Skip to Content

Teaching Strategies for Students with a Hearing Impairment


This information is available to download in a word document - Strategies to help students with a Hearing Impairment.

These guidelines may be useful to teachers and students when working together to accommodate hearing impairments or deafness.

Strategies:

Please feel free to contact our service for further information.


Reasonable Adjustments

If a deaf or hard of hearing student satisfies the entrance requirements for a course, then all "reasonable adjustments" must be made to enable that student to complete the course, such as:

  • Providing interpreters and/or notetakers
  • Adjusting pace or class work plan to allow the interpreter to perform their duties
  • Arranging for alternative assessment or information in other formats


Communication

  • Talk directly to the person and not to the interpreter.
  • Speak clearly and concisely.
  • Use normal speech and language with a normal tone, rate and loudness.
  • Use facial expressions and gestures.
  • There is no need to use exaggerated lip movements.
  • Use sentences/phrases and not single words. Isolated words are difficult for the hearing impaired person to understand as without contextual clues meaning is limited.
  • Be careful not to obscure your mouth when speaking. Keep your hands away from your face.
  • Rephrase rather than continue to repeat.
  • Cue the student into conversations, "We were talking about…"
  • Be aware of gaining the student's attention when beginning new dialogue.
  • Sounds such as k, t, n and ng cannot be detected from lip movements. Words such as fan and van, park and bark are easily seen, but almost impossible to differentiate.
  • Take the opportunity to work closely with the student.
  • Encourage the student to use a friend to clarify/reinforce instructions.
  • Use a notepad and write your message.
  • Use finger spelling or sign language.

Remember to:

  • Be open with the student.
  • Be aware of student attitudes.
  • Discuss with the student ways in which a more effective learning and teaching environment can be provided.


Teaching Aids

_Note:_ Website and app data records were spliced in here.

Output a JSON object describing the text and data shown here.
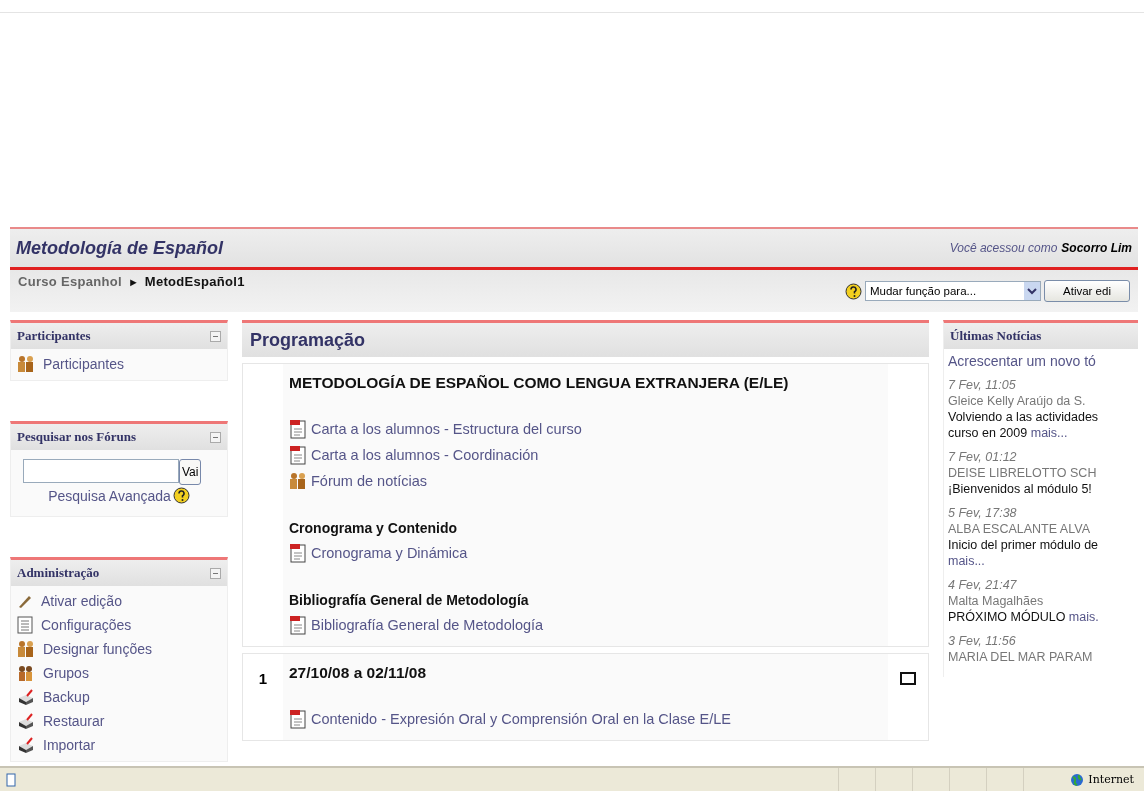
{
  "header": {
    "course_title": "Metodología de Español",
    "login_prefix": "Você acessou como",
    "login_user": "Socorro Lim"
  },
  "breadcrumb": {
    "items": [
      "Curso Espanhol",
      "MetodEspañol1"
    ],
    "separator": "►"
  },
  "nav_controls": {
    "role_select": "Mudar função para...",
    "edit_button": "Ativar edi"
  },
  "left_blocks": [
    {
      "title": "Participantes",
      "kind": "links",
      "items": [
        {
          "label": "Participantes",
          "kind": "people"
        }
      ]
    },
    {
      "title": "Pesquisar nos Fóruns",
      "kind": "search",
      "button": "Vai",
      "advanced": "Pesquisa Avançada"
    },
    {
      "title": "Administração",
      "kind": "links",
      "items": [
        {
          "label": "Ativar edição",
          "kind": "pen"
        },
        {
          "label": "Configurações",
          "kind": "doc"
        },
        {
          "label": "Designar funções",
          "kind": "people"
        },
        {
          "label": "Grupos",
          "kind": "group"
        },
        {
          "label": "Backup",
          "kind": "box"
        },
        {
          "label": "Restaurar",
          "kind": "box"
        },
        {
          "label": "Importar",
          "kind": "box"
        }
      ]
    }
  ],
  "main": {
    "title": "Programação",
    "sections": [
      {
        "title": "METODOLOGÍA DE ESPAÑOL COMO LENGUA EXTRANJERA (E/LE)",
        "marker": false,
        "items": [
          {
            "kind": "resource",
            "label": "Carta a los alumnos - Estructura del curso"
          },
          {
            "kind": "resource",
            "label": "Carta a los alumnos - Coordinación"
          },
          {
            "kind": "forum",
            "label": "Fórum de notícias"
          },
          {
            "kind": "heading",
            "label": "Cronograma y Contenido"
          },
          {
            "kind": "resource",
            "label": "Cronograma y Dinámica"
          },
          {
            "kind": "heading",
            "label": "Bibliografía General de Metodología"
          },
          {
            "kind": "resource",
            "label": "Bibliografía General de Metodología"
          }
        ]
      },
      {
        "number": "1",
        "title": "27/10/08 a 02/11/08",
        "marker": true,
        "items": [
          {
            "kind": "resource",
            "label": "Contenido - Expresión Oral y Comprensión Oral en la Clase E/LE"
          }
        ]
      }
    ]
  },
  "news": {
    "title": "Últimas Notícias",
    "add_link": "Acrescentar um novo tó",
    "posts": [
      {
        "date": "7 Fev, 11:05",
        "author": "Gleice Kelly Araújo da S.",
        "lines": [
          "Volviendo a las actividades",
          "curso en 2009"
        ],
        "more": "mais..."
      },
      {
        "date": "7 Fev, 01:12",
        "author": "DEISE LIBRELOTTO SCH",
        "lines": [
          "¡Bienvenidos al módulo 5!"
        ]
      },
      {
        "date": "5 Fev, 17:38",
        "author": "ALBA ESCALANTE ALVA",
        "lines": [
          "Inicio del primer módulo de"
        ],
        "more": "mais..."
      },
      {
        "date": "4 Fev, 21:47",
        "author": "Malta Magalhães",
        "lines": [
          "PRÓXIMO MÓDULO"
        ],
        "more": "mais."
      },
      {
        "date": "3 Fev, 11:56",
        "author": "MARIA DEL MAR PARAM"
      }
    ]
  },
  "status_bar": {
    "zone": "Internet"
  }
}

  • Use visual presentations as much as possible e.g. diagrams, writing definitions/key words/formulas on the blackboard.
  • Avoid uncaptioned videos or tape recordings.
  • Lip reading and watching signing can be exhausting, so avoid student strain and fatigue by alternating between discussion and reading/activity time.
  • When using an overhead projector face the group when speaking and do not talk to the screen. Provide copies of notes and overheads in advance.


Ideal Classroom Organisation

  • Face the class/hearing impaired student when instructing rather than the blackboard.
  • Have the light on your face when you are speaking, i.e. not standing with your back to the window.
  • Try to avoid walking around the room while teaching.
  • Ensure the seating arrangements allow the hearing impaired student to be proximate to and see clearly the person/s speaking to the class. A circular or 'U' shape may be best.
  • For a student with a unilateral hearing loss (one ear) it is vital that the student's unimpaired ear is directed towards the speaker.
  • Be aware of background noise e.g. traffic/gardening/ adjacent classes/passage noise. Where possible use a carpeted room to reduce peripheral noise.


Group Discussions/Tutorials

Group discussions and tutorials are often difficult settings for a hearing impaired student. The following may be helpful:

  • Arrange seating so that as many faces as possible are visible to the deaf student.
  • Indicate the speaker by pointing to new speakers.
  • Repeating/rephrasing comments may be necessary.
  • The student could tape discussions to be transcribed at a later time.